_To do_. Word for word, give the records again, dropping any picture they hold.

_Data records_.
_ _ _ _ _ _ _
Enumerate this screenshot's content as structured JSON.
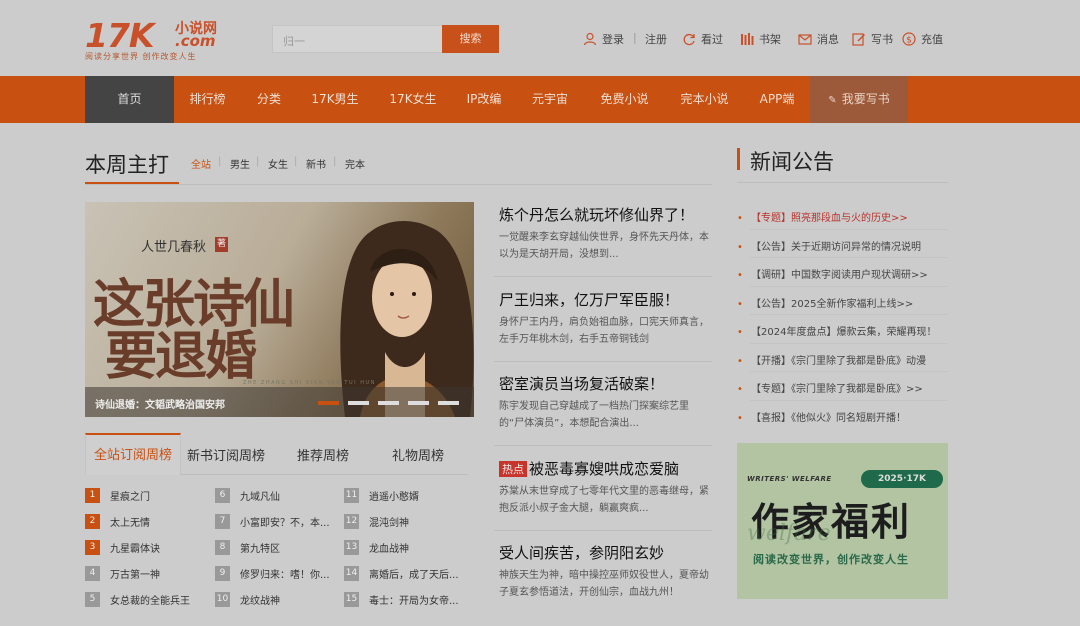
{
  "header": {
    "logo_main": "17K",
    "logo_cn": "小说网",
    "logo_com": ".com",
    "logo_slogan": "阅读分享世界  创作改变人生",
    "search_placeholder": "归一",
    "search_button": "搜索",
    "login": "登录",
    "register": "注册",
    "history": "看过",
    "bookshelf": "书架",
    "messages": "消息",
    "write": "写书",
    "recharge": "充值"
  },
  "nav": {
    "items": [
      "首页",
      "排行榜",
      "分类",
      "17K男生",
      "17K女生",
      "IP改编",
      "元宇宙",
      "免费小说",
      "完本小说",
      "APP端"
    ],
    "write_label": "我要写书"
  },
  "weekly": {
    "title": "本周主打",
    "filters": [
      "全站",
      "男生",
      "女生",
      "新书",
      "完本"
    ]
  },
  "banner": {
    "author": "人世几春秋",
    "zhu": "著",
    "title_line1": "这张诗仙",
    "title_line2": "要退婚",
    "pinyin": "ZHE ZHANG SHI XIAN YAO TUI HUN",
    "caption": "诗仙退婚：文韬武略治国安邦"
  },
  "news": [
    {
      "title": "炼个丹怎么就玩坏修仙界了！",
      "desc": "一觉醒来李玄穿越仙侠世界，身怀先天丹体，本以为是天胡开局，没想到..."
    },
    {
      "title": "尸王归来，亿万尸军臣服！",
      "desc": "身怀尸王内丹，肩负始祖血脉，口宪天师真言，左手万年桃木剑，右手五帝铜钱剑"
    },
    {
      "title": "密室演员当场复活破案！",
      "desc": "陈宇发现自己穿越成了一档热门探案综艺里的“尸体演员”，本想配合演出..."
    },
    {
      "hot": "热点",
      "title": "被恶毒寡嫂哄成恋爱脑",
      "desc": "苏棠从末世穿成了七零年代文里的恶毒继母，紧抱反派小叔子金大腿，躺赢爽疯..."
    },
    {
      "title": "受人间疾苦，参阴阳玄妙",
      "desc": "神族天生为神，暗中操控巫师奴役世人，夏帝幼子夏玄参悟道法，开创仙宗，血战九州！"
    }
  ],
  "tabs": [
    "全站订阅周榜",
    "新书订阅周榜",
    "推荐周榜",
    "礼物周榜"
  ],
  "ranking": [
    {
      "num": "1",
      "name": "星痕之门"
    },
    {
      "num": "2",
      "name": "太上无情"
    },
    {
      "num": "3",
      "name": "九星霸体诀"
    },
    {
      "num": "4",
      "name": "万古第一神"
    },
    {
      "num": "5",
      "name": "女总裁的全能兵王"
    },
    {
      "num": "6",
      "name": "九域凡仙"
    },
    {
      "num": "7",
      "name": "小富即安？不，本..."
    },
    {
      "num": "8",
      "name": "第九特区"
    },
    {
      "num": "9",
      "name": "修罗归来：嗜！你..."
    },
    {
      "num": "10",
      "name": "龙纹战神"
    },
    {
      "num": "11",
      "name": "逍遥小憨婿"
    },
    {
      "num": "12",
      "name": "混沌剑神"
    },
    {
      "num": "13",
      "name": "龙血战神"
    },
    {
      "num": "14",
      "name": "离婚后，成了天后..."
    },
    {
      "num": "15",
      "name": "毒士：开局为女帝..."
    }
  ],
  "announcements": {
    "title": "新闻公告",
    "items": [
      {
        "text": "【专题】照亮那段血与火的历史>>",
        "red": true
      },
      {
        "text": "【公告】关于近期访问异常的情况说明",
        "red": false
      },
      {
        "text": "【调研】中国数字阅读用户现状调研>>",
        "red": false
      },
      {
        "text": "【公告】2025全新作家福利上线>>",
        "red": false
      },
      {
        "text": "【2024年度盘点】爆款云集，荣耀再现！",
        "red": false
      },
      {
        "text": "【开播】《宗门里除了我都是卧底》动漫",
        "red": false
      },
      {
        "text": "【专题】《宗门里除了我都是卧底》>>",
        "red": false
      },
      {
        "text": "【喜报】《他似火》同名短剧开播！",
        "red": false
      }
    ]
  },
  "promo": {
    "tag": "WRITERS' WELFARE",
    "badge": "2025·17K",
    "big": "作家福利",
    "script": "welfare",
    "sub": "阅读改变世界，创作改变人生"
  },
  "colors": {
    "accent": "#c85112",
    "background": "#cccccc"
  }
}
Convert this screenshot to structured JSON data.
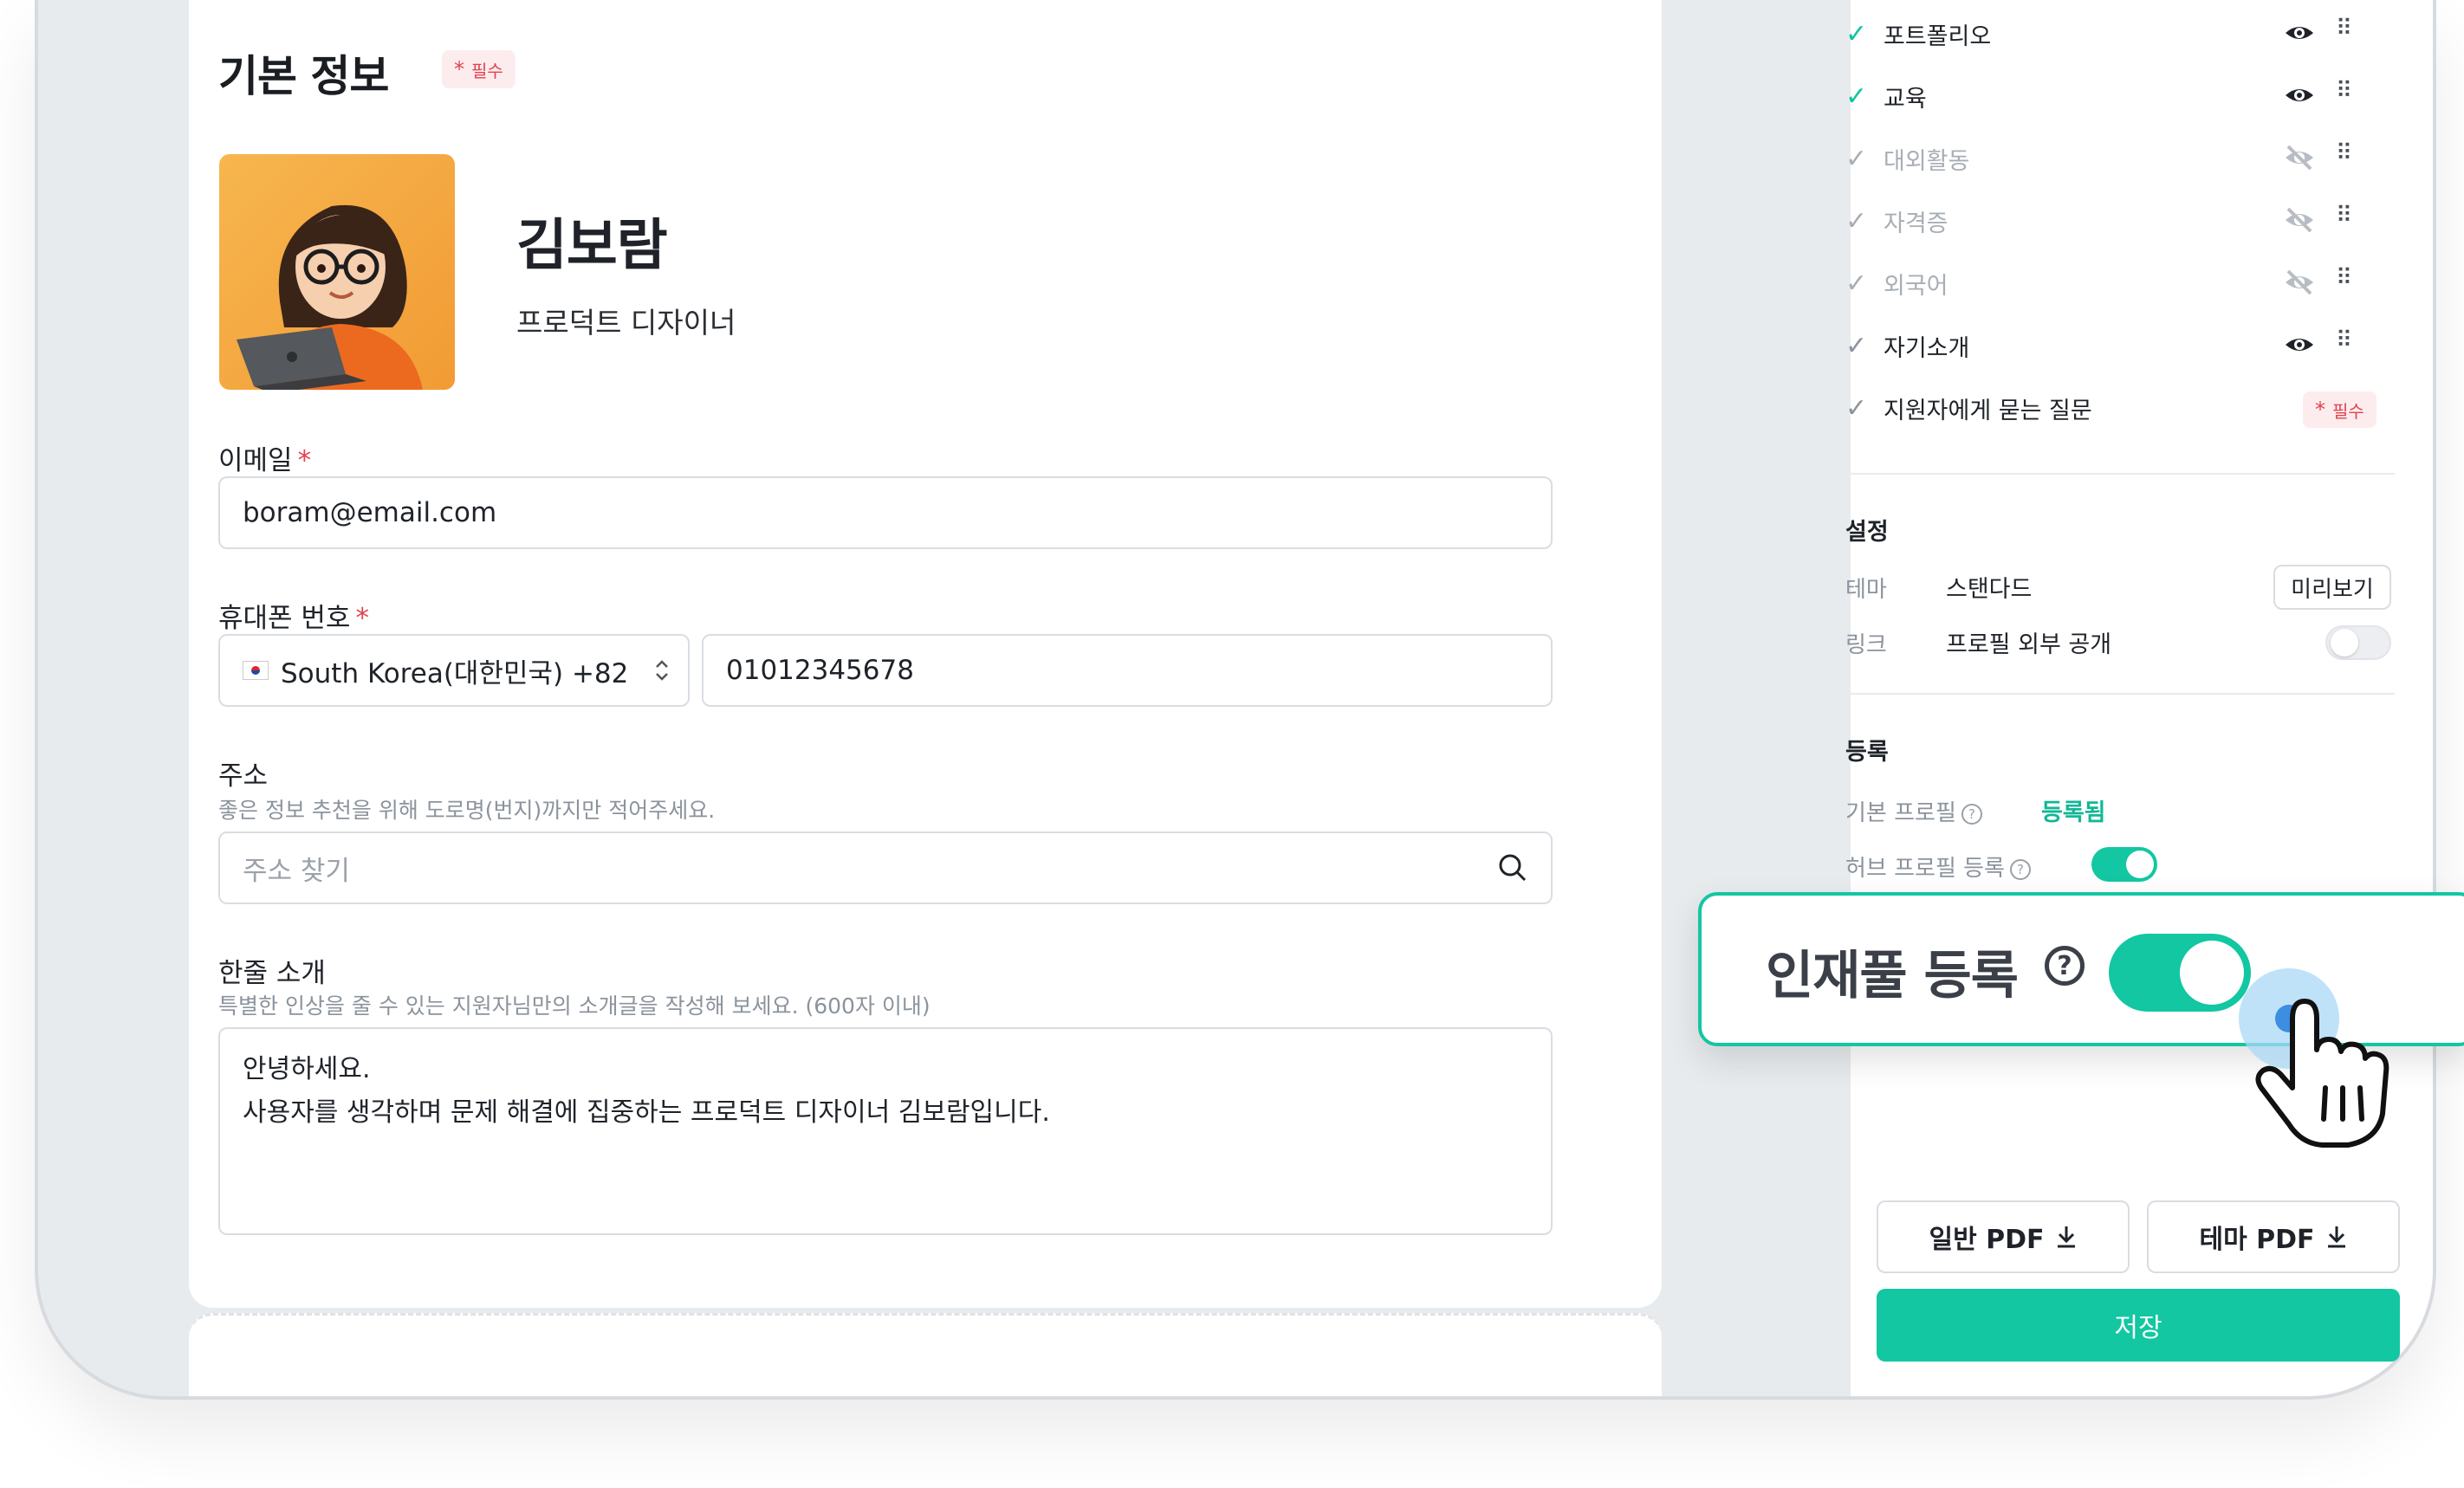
{
  "basic_info": {
    "title": "기본 정보",
    "required_badge": "필수",
    "required_star": "*"
  },
  "profile": {
    "name": "김보람",
    "role": "프로덕트 디자이너"
  },
  "form": {
    "email": {
      "label": "이메일",
      "value": "boram@email.com"
    },
    "phone": {
      "label": "휴대폰 번호",
      "country": "South Korea(대한민국) +82",
      "value": "01012345678"
    },
    "address": {
      "label": "주소",
      "hint": "좋은 정보 추천을 위해 도로명(번지)까지만 적어주세요.",
      "placeholder": "주소 찾기"
    },
    "intro": {
      "label": "한줄 소개",
      "hint": "특별한 인상을 줄 수 있는 지원자님만의 소개글을 작성해 보세요. (600자 이내)",
      "line1": "안녕하세요.",
      "line2": "사용자를 생각하며 문제 해결에 집중하는 프로덕트 디자이너 김보람입니다."
    }
  },
  "sections": [
    {
      "label": "포트폴리오",
      "checked": true,
      "visible": true
    },
    {
      "label": "교육",
      "checked": true,
      "visible": true
    },
    {
      "label": "대외활동",
      "checked": false,
      "visible": false
    },
    {
      "label": "자격증",
      "checked": false,
      "visible": false
    },
    {
      "label": "외국어",
      "checked": false,
      "visible": false
    },
    {
      "label": "자기소개",
      "checked": true,
      "visible": true
    },
    {
      "label": "지원자에게 묻는 질문",
      "checked": true,
      "required": "필수"
    }
  ],
  "settings": {
    "title": "설정",
    "theme_key": "테마",
    "theme_value": "스탠다드",
    "preview_button": "미리보기",
    "link_key": "링크",
    "link_value": "프로필 외부 공개",
    "link_toggle_on": false
  },
  "registration": {
    "title": "등록",
    "basic_key": "기본 프로필",
    "basic_status": "등록됨",
    "hub_key": "허브 프로필 등록",
    "hub_toggle_on": true,
    "help_glyph": "?"
  },
  "popup": {
    "label": "인재풀 등록",
    "help_glyph": "?",
    "toggle_on": true
  },
  "actions": {
    "pdf_general": "일반 PDF",
    "pdf_theme": "테마 PDF",
    "save": "저장"
  },
  "colors": {
    "accent": "#12c7a2",
    "required": "#e0434f",
    "badge_bg": "#fdecee"
  }
}
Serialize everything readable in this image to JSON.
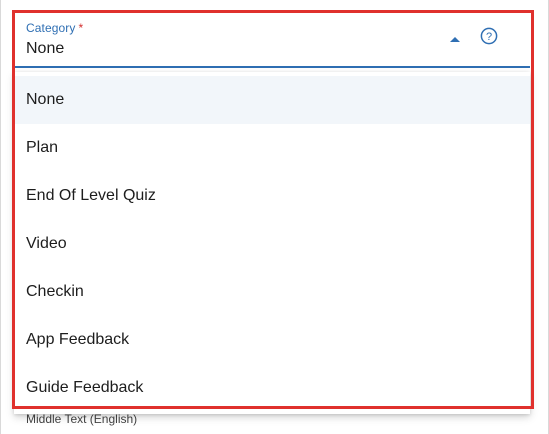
{
  "field": {
    "label": "Category",
    "required_marker": "*",
    "value": "None",
    "help_symbol": "?"
  },
  "menu": {
    "options": [
      "None",
      "Plan",
      "End Of Level Quiz",
      "Video",
      "Checkin",
      "App Feedback",
      "Guide Feedback"
    ],
    "selected": "None"
  },
  "next_field_label": "Middle Text (English)",
  "colors": {
    "accent": "#2f6fb3",
    "required": "#d32f2f",
    "highlight": "#e0312d",
    "selected_row": "#f2f6fa"
  },
  "icons": {
    "dropdown": "caret-up-icon",
    "help": "help-circle-icon"
  }
}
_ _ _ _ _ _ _
_Exercise answer_.
Enumerate this screenshot's content as structured JSON.
{
  "header": {
    "logo_main": "17K",
    "logo_cn": "小说网",
    "logo_com": ".com",
    "logo_slogan": "阅读分享世界  创作改变人生",
    "search_placeholder": "归一",
    "search_button": "搜索",
    "login": "登录",
    "register": "注册",
    "history": "看过",
    "bookshelf": "书架",
    "messages": "消息",
    "write": "写书",
    "recharge": "充值"
  },
  "nav": {
    "items": [
      "首页",
      "排行榜",
      "分类",
      "17K男生",
      "17K女生",
      "IP改编",
      "元宇宙",
      "免费小说",
      "完本小说",
      "APP端"
    ],
    "write_label": "我要写书"
  },
  "weekly": {
    "title": "本周主打",
    "filters": [
      "全站",
      "男生",
      "女生",
      "新书",
      "完本"
    ]
  },
  "banner": {
    "author": "人世几春秋",
    "zhu": "著",
    "title_line1": "这张诗仙",
    "title_line2": "要退婚",
    "pinyin": "ZHE ZHANG SHI XIAN YAO TUI HUN",
    "caption": "诗仙退婚：文韬武略治国安邦"
  },
  "news": [
    {
      "title": "炼个丹怎么就玩坏修仙界了！",
      "desc": "一觉醒来李玄穿越仙侠世界，身怀先天丹体，本以为是天胡开局，没想到..."
    },
    {
      "title": "尸王归来，亿万尸军臣服！",
      "desc": "身怀尸王内丹，肩负始祖血脉，口宪天师真言，左手万年桃木剑，右手五帝铜钱剑"
    },
    {
      "title": "密室演员当场复活破案！",
      "desc": "陈宇发现自己穿越成了一档热门探案综艺里的“尸体演员”，本想配合演出..."
    },
    {
      "hot": "热点",
      "title": "被恶毒寡嫂哄成恋爱脑",
      "desc": "苏棠从末世穿成了七零年代文里的恶毒继母，紧抱反派小叔子金大腿，躺赢爽疯..."
    },
    {
      "title": "受人间疾苦，参阴阳玄妙",
      "desc": "神族天生为神，暗中操控巫师奴役世人，夏帝幼子夏玄参悟道法，开创仙宗，血战九州！"
    }
  ],
  "tabs": [
    "全站订阅周榜",
    "新书订阅周榜",
    "推荐周榜",
    "礼物周榜"
  ],
  "ranking": [
    {
      "num": "1",
      "name": "星痕之门"
    },
    {
      "num": "2",
      "name": "太上无情"
    },
    {
      "num": "3",
      "name": "九星霸体诀"
    },
    {
      "num": "4",
      "name": "万古第一神"
    },
    {
      "num": "5",
      "name": "女总裁的全能兵王"
    },
    {
      "num": "6",
      "name": "九域凡仙"
    },
    {
      "num": "7",
      "name": "小富即安？不，本..."
    },
    {
      "num": "8",
      "name": "第九特区"
    },
    {
      "num": "9",
      "name": "修罗归来：嗜！你..."
    },
    {
      "num": "10",
      "name": "龙纹战神"
    },
    {
      "num": "11",
      "name": "逍遥小憨婿"
    },
    {
      "num": "12",
      "name": "混沌剑神"
    },
    {
      "num": "13",
      "name": "龙血战神"
    },
    {
      "num": "14",
      "name": "离婚后，成了天后..."
    },
    {
      "num": "15",
      "name": "毒士：开局为女帝..."
    }
  ],
  "announcements": {
    "title": "新闻公告",
    "items": [
      {
        "text": "【专题】照亮那段血与火的历史>>",
        "red": true
      },
      {
        "text": "【公告】关于近期访问异常的情况说明",
        "red": false
      },
      {
        "text": "【调研】中国数字阅读用户现状调研>>",
        "red": false
      },
      {
        "text": "【公告】2025全新作家福利上线>>",
        "red": false
      },
      {
        "text": "【2024年度盘点】爆款云集，荣耀再现！",
        "red": false
      },
      {
        "text": "【开播】《宗门里除了我都是卧底》动漫",
        "red": false
      },
      {
        "text": "【专题】《宗门里除了我都是卧底》>>",
        "red": false
      },
      {
        "text": "【喜报】《他似火》同名短剧开播！",
        "red": false
      }
    ]
  },
  "promo": {
    "tag": "WRITERS' WELFARE",
    "badge": "2025·17K",
    "big": "作家福利",
    "script": "welfare",
    "sub": "阅读改变世界，创作改变人生"
  },
  "colors": {
    "accent": "#c85112",
    "background": "#cccccc"
  }
}
Convert this screenshot to structured JSON data.
{
  "basic_info": {
    "title": "기본 정보",
    "required_badge": "필수",
    "required_star": "*"
  },
  "profile": {
    "name": "김보람",
    "role": "프로덕트 디자이너"
  },
  "form": {
    "email": {
      "label": "이메일",
      "value": "boram@email.com"
    },
    "phone": {
      "label": "휴대폰 번호",
      "country": "South Korea(대한민국) +82",
      "value": "01012345678"
    },
    "address": {
      "label": "주소",
      "hint": "좋은 정보 추천을 위해 도로명(번지)까지만 적어주세요.",
      "placeholder": "주소 찾기"
    },
    "intro": {
      "label": "한줄 소개",
      "hint": "특별한 인상을 줄 수 있는 지원자님만의 소개글을 작성해 보세요. (600자 이내)",
      "line1": "안녕하세요.",
      "line2": "사용자를 생각하며 문제 해결에 집중하는 프로덕트 디자이너 김보람입니다."
    }
  },
  "sections": [
    {
      "label": "포트폴리오",
      "checked": true,
      "visible": true
    },
    {
      "label": "교육",
      "checked": true,
      "visible": true
    },
    {
      "label": "대외활동",
      "checked": false,
      "visible": false
    },
    {
      "label": "자격증",
      "checked": false,
      "visible": false
    },
    {
      "label": "외국어",
      "checked": false,
      "visible": false
    },
    {
      "label": "자기소개",
      "checked": true,
      "visible": true
    },
    {
      "label": "지원자에게 묻는 질문",
      "checked": true,
      "required": "필수"
    }
  ],
  "settings": {
    "title": "설정",
    "theme_key": "테마",
    "theme_value": "스탠다드",
    "preview_button": "미리보기",
    "link_key": "링크",
    "link_value": "프로필 외부 공개",
    "link_toggle_on": false
  },
  "registration": {
    "title": "등록",
    "basic_key": "기본 프로필",
    "basic_status": "등록됨",
    "hub_key": "허브 프로필 등록",
    "hub_toggle_on": true,
    "help_glyph": "?"
  },
  "popup": {
    "label": "인재풀 등록",
    "help_glyph": "?",
    "toggle_on": true
  },
  "actions": {
    "pdf_general": "일반 PDF",
    "pdf_theme": "테마 PDF",
    "save": "저장"
  },
  "colors": {
    "accent": "#12c7a2",
    "required": "#e0434f",
    "badge_bg": "#fdecee"
  }
}
Serialize everything readable in this image to JSON.
{
  "field": {
    "label": "Category",
    "required_marker": "*",
    "value": "None",
    "help_symbol": "?"
  },
  "menu": {
    "options": [
      "None",
      "Plan",
      "End Of Level Quiz",
      "Video",
      "Checkin",
      "App Feedback",
      "Guide Feedback"
    ],
    "selected": "None"
  },
  "next_field_label": "Middle Text (English)",
  "colors": {
    "accent": "#2f6fb3",
    "required": "#d32f2f",
    "highlight": "#e0312d",
    "selected_row": "#f2f6fa"
  },
  "icons": {
    "dropdown": "caret-up-icon",
    "help": "help-circle-icon"
  }
}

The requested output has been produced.